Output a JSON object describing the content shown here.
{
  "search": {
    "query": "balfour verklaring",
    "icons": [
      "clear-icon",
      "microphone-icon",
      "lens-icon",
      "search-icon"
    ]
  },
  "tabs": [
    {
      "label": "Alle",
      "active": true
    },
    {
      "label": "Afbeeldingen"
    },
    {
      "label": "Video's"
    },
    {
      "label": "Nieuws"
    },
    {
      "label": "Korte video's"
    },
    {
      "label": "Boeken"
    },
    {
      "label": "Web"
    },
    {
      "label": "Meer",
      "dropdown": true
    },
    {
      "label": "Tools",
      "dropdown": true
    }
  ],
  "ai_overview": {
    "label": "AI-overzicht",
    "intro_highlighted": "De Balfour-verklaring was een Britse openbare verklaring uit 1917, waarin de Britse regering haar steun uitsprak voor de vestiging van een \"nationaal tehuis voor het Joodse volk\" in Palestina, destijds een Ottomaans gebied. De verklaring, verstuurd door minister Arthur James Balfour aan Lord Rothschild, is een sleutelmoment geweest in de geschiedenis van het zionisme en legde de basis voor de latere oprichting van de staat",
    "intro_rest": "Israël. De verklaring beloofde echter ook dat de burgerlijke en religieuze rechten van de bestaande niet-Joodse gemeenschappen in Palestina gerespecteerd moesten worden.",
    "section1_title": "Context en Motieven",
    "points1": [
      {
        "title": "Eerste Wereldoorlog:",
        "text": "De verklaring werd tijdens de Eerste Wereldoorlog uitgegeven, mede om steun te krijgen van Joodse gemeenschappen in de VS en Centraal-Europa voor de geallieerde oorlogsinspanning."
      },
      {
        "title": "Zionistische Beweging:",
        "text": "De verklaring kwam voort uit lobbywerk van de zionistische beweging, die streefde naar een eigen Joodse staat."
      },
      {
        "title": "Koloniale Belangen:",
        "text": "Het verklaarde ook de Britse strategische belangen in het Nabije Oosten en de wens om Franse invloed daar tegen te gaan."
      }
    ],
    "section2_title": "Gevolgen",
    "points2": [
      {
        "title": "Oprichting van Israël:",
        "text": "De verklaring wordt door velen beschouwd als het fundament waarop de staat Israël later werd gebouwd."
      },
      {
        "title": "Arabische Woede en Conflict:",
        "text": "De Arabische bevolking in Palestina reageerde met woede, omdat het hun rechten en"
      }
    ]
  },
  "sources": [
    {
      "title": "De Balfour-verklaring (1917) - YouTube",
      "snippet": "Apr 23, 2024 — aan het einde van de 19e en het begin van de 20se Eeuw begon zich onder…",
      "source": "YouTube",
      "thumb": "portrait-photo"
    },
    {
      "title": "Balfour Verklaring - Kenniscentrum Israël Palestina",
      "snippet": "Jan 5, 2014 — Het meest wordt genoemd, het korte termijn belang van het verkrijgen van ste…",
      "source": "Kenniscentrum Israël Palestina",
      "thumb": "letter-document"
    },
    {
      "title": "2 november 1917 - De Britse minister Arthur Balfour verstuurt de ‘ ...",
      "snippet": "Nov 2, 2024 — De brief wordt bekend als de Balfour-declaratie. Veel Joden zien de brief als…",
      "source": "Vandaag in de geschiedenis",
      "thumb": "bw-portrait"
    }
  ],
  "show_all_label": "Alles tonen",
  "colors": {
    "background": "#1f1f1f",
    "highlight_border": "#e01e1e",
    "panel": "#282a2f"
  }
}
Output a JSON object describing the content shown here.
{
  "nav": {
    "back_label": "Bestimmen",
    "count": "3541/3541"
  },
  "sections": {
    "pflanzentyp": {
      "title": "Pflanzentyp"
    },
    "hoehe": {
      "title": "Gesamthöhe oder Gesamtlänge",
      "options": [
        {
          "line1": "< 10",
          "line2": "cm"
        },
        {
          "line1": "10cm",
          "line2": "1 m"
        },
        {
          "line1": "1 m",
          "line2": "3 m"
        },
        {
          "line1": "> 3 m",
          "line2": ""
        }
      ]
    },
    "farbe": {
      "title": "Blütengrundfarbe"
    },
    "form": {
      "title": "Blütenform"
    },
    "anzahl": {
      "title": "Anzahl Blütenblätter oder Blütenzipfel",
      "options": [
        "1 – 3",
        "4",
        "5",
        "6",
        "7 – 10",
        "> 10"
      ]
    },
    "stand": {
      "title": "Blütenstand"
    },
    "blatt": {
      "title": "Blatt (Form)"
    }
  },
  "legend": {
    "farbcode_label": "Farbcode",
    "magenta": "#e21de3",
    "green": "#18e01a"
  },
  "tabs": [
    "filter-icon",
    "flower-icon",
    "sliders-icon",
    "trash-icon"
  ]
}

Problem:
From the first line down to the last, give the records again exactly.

Output:
Output a JSON object describing the content shown here.
{
  "search": {
    "query": "balfour verklaring",
    "icons": [
      "clear-icon",
      "microphone-icon",
      "lens-icon",
      "search-icon"
    ]
  },
  "tabs": [
    {
      "label": "Alle",
      "active": true
    },
    {
      "label": "Afbeeldingen"
    },
    {
      "label": "Video's"
    },
    {
      "label": "Nieuws"
    },
    {
      "label": "Korte video's"
    },
    {
      "label": "Boeken"
    },
    {
      "label": "Web"
    },
    {
      "label": "Meer",
      "dropdown": true
    },
    {
      "label": "Tools",
      "dropdown": true
    }
  ],
  "ai_overview": {
    "label": "AI-overzicht",
    "intro_highlighted": "De Balfour-verklaring was een Britse openbare verklaring uit 1917, waarin de Britse regering haar steun uitsprak voor de vestiging van een \"nationaal tehuis voor het Joodse volk\" in Palestina, destijds een Ottomaans gebied. De verklaring, verstuurd door minister Arthur James Balfour aan Lord Rothschild, is een sleutelmoment geweest in de geschiedenis van het zionisme en legde de basis voor de latere oprichting van de staat",
    "intro_rest": "Israël. De verklaring beloofde echter ook dat de burgerlijke en religieuze rechten van de bestaande niet-Joodse gemeenschappen in Palestina gerespecteerd moesten worden.",
    "section1_title": "Context en Motieven",
    "points1": [
      {
        "title": "Eerste Wereldoorlog:",
        "text": "De verklaring werd tijdens de Eerste Wereldoorlog uitgegeven, mede om steun te krijgen van Joodse gemeenschappen in de VS en Centraal-Europa voor de geallieerde oorlogsinspanning."
      },
      {
        "title": "Zionistische Beweging:",
        "text": "De verklaring kwam voort uit lobbywerk van de zionistische beweging, die streefde naar een eigen Joodse staat."
      },
      {
        "title": "Koloniale Belangen:",
        "text": "Het verklaarde ook de Britse strategische belangen in het Nabije Oosten en de wens om Franse invloed daar tegen te gaan."
      }
    ],
    "section2_title": "Gevolgen",
    "points2": [
      {
        "title": "Oprichting van Israël:",
        "text": "De verklaring wordt door velen beschouwd als het fundament waarop de staat Israël later werd gebouwd."
      },
      {
        "title": "Arabische Woede en Conflict:",
        "text": "De Arabische bevolking in Palestina reageerde met woede, omdat het hun rechten en"
      }
    ]
  },
  "sources": [
    {
      "title": "De Balfour-verklaring (1917) - YouTube",
      "snippet": "Apr 23, 2024 — aan het einde van de 19e en het begin van de 20se Eeuw begon zich onder…",
      "source": "YouTube",
      "thumb": "portrait-photo"
    },
    {
      "title": "Balfour Verklaring - Kenniscentrum Israël Palestina",
      "snippet": "Jan 5, 2014 — Het meest wordt genoemd, het korte termijn belang van het verkrijgen van ste…",
      "source": "Kenniscentrum Israël Palestina",
      "thumb": "letter-document"
    },
    {
      "title": "2 november 1917 - De Britse minister Arthur Balfour verstuurt de ‘ ...",
      "snippet": "Nov 2, 2024 — De brief wordt bekend als de Balfour-declaratie. Veel Joden zien de brief als…",
      "source": "Vandaag in de geschiedenis",
      "thumb": "bw-portrait"
    }
  ],
  "show_all_label": "Alles tonen",
  "colors": {
    "background": "#1f1f1f",
    "highlight_border": "#e01e1e",
    "panel": "#282a2f"
  }
}
Output a JSON object describing the content shown here.
{
  "nav": {
    "back_label": "Bestimmen",
    "count": "3541/3541"
  },
  "sections": {
    "pflanzentyp": {
      "title": "Pflanzentyp"
    },
    "hoehe": {
      "title": "Gesamthöhe oder Gesamtlänge",
      "options": [
        {
          "line1": "< 10",
          "line2": "cm"
        },
        {
          "line1": "10cm",
          "line2": "1 m"
        },
        {
          "line1": "1 m",
          "line2": "3 m"
        },
        {
          "line1": "> 3 m",
          "line2": ""
        }
      ]
    },
    "farbe": {
      "title": "Blütengrundfarbe"
    },
    "form": {
      "title": "Blütenform"
    },
    "anzahl": {
      "title": "Anzahl Blütenblätter oder Blütenzipfel",
      "options": [
        "1 – 3",
        "4",
        "5",
        "6",
        "7 – 10",
        "> 10"
      ]
    },
    "stand": {
      "title": "Blütenstand"
    },
    "blatt": {
      "title": "Blatt (Form)"
    }
  },
  "legend": {
    "farbcode_label": "Farbcode",
    "magenta": "#e21de3",
    "green": "#18e01a"
  },
  "tabs": [
    "filter-icon",
    "flower-icon",
    "sliders-icon",
    "trash-icon"
  ]
}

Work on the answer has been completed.